Each record below should appear again exactly as written.
[Start of section]
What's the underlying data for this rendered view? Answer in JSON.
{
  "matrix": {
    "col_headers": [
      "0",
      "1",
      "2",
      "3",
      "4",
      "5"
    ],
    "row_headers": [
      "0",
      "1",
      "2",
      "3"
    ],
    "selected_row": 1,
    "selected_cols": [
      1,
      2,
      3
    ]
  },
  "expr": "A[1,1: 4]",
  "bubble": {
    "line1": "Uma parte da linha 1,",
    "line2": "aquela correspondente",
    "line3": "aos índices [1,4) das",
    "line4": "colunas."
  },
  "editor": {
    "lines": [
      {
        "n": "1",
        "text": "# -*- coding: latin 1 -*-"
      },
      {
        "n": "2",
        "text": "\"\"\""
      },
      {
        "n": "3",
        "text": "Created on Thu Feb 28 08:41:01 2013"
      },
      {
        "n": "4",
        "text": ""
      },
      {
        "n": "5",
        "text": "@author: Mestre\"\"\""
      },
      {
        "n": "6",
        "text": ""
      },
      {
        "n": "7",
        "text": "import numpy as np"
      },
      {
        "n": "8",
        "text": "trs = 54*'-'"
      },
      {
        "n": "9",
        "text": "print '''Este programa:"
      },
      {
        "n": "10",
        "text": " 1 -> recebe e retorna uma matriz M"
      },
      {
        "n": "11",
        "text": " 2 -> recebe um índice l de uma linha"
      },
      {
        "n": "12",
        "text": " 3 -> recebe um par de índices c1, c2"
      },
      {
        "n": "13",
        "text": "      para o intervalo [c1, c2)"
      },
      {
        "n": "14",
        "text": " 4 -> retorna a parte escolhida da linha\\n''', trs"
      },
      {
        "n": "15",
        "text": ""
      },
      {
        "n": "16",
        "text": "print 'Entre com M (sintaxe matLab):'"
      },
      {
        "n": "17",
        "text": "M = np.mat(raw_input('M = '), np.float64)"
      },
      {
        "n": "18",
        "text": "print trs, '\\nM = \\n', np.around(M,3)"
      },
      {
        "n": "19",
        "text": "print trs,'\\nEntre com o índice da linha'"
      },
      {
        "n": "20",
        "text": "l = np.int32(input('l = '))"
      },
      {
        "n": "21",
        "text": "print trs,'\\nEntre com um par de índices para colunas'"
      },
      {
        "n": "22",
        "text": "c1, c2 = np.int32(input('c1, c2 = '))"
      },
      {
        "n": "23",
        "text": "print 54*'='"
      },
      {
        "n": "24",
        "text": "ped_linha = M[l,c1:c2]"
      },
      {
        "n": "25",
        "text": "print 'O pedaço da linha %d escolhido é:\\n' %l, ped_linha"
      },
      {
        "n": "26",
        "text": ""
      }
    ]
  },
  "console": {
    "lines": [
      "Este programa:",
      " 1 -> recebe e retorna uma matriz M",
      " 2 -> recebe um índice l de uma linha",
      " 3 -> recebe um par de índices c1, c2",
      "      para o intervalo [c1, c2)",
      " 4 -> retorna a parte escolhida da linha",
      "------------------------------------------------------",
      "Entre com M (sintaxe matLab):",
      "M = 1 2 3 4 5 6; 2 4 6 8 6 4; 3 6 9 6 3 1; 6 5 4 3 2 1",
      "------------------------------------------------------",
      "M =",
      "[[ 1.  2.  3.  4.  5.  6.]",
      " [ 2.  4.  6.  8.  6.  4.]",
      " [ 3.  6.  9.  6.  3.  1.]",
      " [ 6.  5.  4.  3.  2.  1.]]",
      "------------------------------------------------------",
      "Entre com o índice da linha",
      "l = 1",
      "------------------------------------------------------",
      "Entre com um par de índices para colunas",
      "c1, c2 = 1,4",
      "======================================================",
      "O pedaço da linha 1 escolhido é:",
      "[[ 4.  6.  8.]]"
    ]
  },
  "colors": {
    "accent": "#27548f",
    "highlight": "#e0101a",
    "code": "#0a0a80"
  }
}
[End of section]
## Expected answer
What's the underlying data for this rendered view? Answer in JSON.
{
  "matrix": {
    "col_headers": [
      "0",
      "1",
      "2",
      "3",
      "4",
      "5"
    ],
    "row_headers": [
      "0",
      "1",
      "2",
      "3"
    ],
    "selected_row": 1,
    "selected_cols": [
      1,
      2,
      3
    ]
  },
  "expr": "A[1,1: 4]",
  "bubble": {
    "line1": "Uma parte da linha 1,",
    "line2": "aquela correspondente",
    "line3": "aos índices [1,4) das",
    "line4": "colunas."
  },
  "editor": {
    "lines": [
      {
        "n": "1",
        "text": "# -*- coding: latin 1 -*-"
      },
      {
        "n": "2",
        "text": "\"\"\""
      },
      {
        "n": "3",
        "text": "Created on Thu Feb 28 08:41:01 2013"
      },
      {
        "n": "4",
        "text": ""
      },
      {
        "n": "5",
        "text": "@author: Mestre\"\"\""
      },
      {
        "n": "6",
        "text": ""
      },
      {
        "n": "7",
        "text": "import numpy as np"
      },
      {
        "n": "8",
        "text": "trs = 54*'-'"
      },
      {
        "n": "9",
        "text": "print '''Este programa:"
      },
      {
        "n": "10",
        "text": " 1 -> recebe e retorna uma matriz M"
      },
      {
        "n": "11",
        "text": " 2 -> recebe um índice l de uma linha"
      },
      {
        "n": "12",
        "text": " 3 -> recebe um par de índices c1, c2"
      },
      {
        "n": "13",
        "text": "      para o intervalo [c1, c2)"
      },
      {
        "n": "14",
        "text": " 4 -> retorna a parte escolhida da linha\\n''', trs"
      },
      {
        "n": "15",
        "text": ""
      },
      {
        "n": "16",
        "text": "print 'Entre com M (sintaxe matLab):'"
      },
      {
        "n": "17",
        "text": "M = np.mat(raw_input('M = '), np.float64)"
      },
      {
        "n": "18",
        "text": "print trs, '\\nM = \\n', np.around(M,3)"
      },
      {
        "n": "19",
        "text": "print trs,'\\nEntre com o índice da linha'"
      },
      {
        "n": "20",
        "text": "l = np.int32(input('l = '))"
      },
      {
        "n": "21",
        "text": "print trs,'\\nEntre com um par de índices para colunas'"
      },
      {
        "n": "22",
        "text": "c1, c2 = np.int32(input('c1, c2 = '))"
      },
      {
        "n": "23",
        "text": "print 54*'='"
      },
      {
        "n": "24",
        "text": "ped_linha = M[l,c1:c2]"
      },
      {
        "n": "25",
        "text": "print 'O pedaço da linha %d escolhido é:\\n' %l, ped_linha"
      },
      {
        "n": "26",
        "text": ""
      }
    ]
  },
  "console": {
    "lines": [
      "Este programa:",
      " 1 -> recebe e retorna uma matriz M",
      " 2 -> recebe um índice l de uma linha",
      " 3 -> recebe um par de índices c1, c2",
      "      para o intervalo [c1, c2)",
      " 4 -> retorna a parte escolhida da linha",
      "------------------------------------------------------",
      "Entre com M (sintaxe matLab):",
      "M = 1 2 3 4 5 6; 2 4 6 8 6 4; 3 6 9 6 3 1; 6 5 4 3 2 1",
      "------------------------------------------------------",
      "M =",
      "[[ 1.  2.  3.  4.  5.  6.]",
      " [ 2.  4.  6.  8.  6.  4.]",
      " [ 3.  6.  9.  6.  3.  1.]",
      " [ 6.  5.  4.  3.  2.  1.]]",
      "------------------------------------------------------",
      "Entre com o índice da linha",
      "l = 1",
      "------------------------------------------------------",
      "Entre com um par de índices para colunas",
      "c1, c2 = 1,4",
      "======================================================",
      "O pedaço da linha 1 escolhido é:",
      "[[ 4.  6.  8.]]"
    ]
  },
  "colors": {
    "accent": "#27548f",
    "highlight": "#e0101a",
    "code": "#0a0a80"
  }
}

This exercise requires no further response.